(Dataset rows for apps and sites)
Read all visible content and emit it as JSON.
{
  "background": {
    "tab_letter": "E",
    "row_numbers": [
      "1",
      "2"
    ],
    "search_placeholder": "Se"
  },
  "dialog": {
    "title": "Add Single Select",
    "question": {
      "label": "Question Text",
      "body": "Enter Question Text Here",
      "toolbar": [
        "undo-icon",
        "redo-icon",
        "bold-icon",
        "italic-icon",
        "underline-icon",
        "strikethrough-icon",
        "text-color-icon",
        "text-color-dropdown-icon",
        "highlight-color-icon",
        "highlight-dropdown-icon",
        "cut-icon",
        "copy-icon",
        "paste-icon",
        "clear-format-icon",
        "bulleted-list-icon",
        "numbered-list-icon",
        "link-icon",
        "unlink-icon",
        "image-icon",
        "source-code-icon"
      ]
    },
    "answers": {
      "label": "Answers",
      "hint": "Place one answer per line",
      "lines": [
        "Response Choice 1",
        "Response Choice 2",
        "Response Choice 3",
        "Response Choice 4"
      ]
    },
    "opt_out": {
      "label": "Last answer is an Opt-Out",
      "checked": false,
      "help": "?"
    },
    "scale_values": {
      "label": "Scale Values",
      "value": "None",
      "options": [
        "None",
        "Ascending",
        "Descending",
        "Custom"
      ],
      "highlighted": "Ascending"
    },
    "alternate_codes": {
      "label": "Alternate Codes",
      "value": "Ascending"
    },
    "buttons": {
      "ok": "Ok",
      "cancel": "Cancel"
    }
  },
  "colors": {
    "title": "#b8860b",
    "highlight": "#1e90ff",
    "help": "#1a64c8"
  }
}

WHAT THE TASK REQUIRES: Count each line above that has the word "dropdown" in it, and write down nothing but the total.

YOUR RESPONSE: 2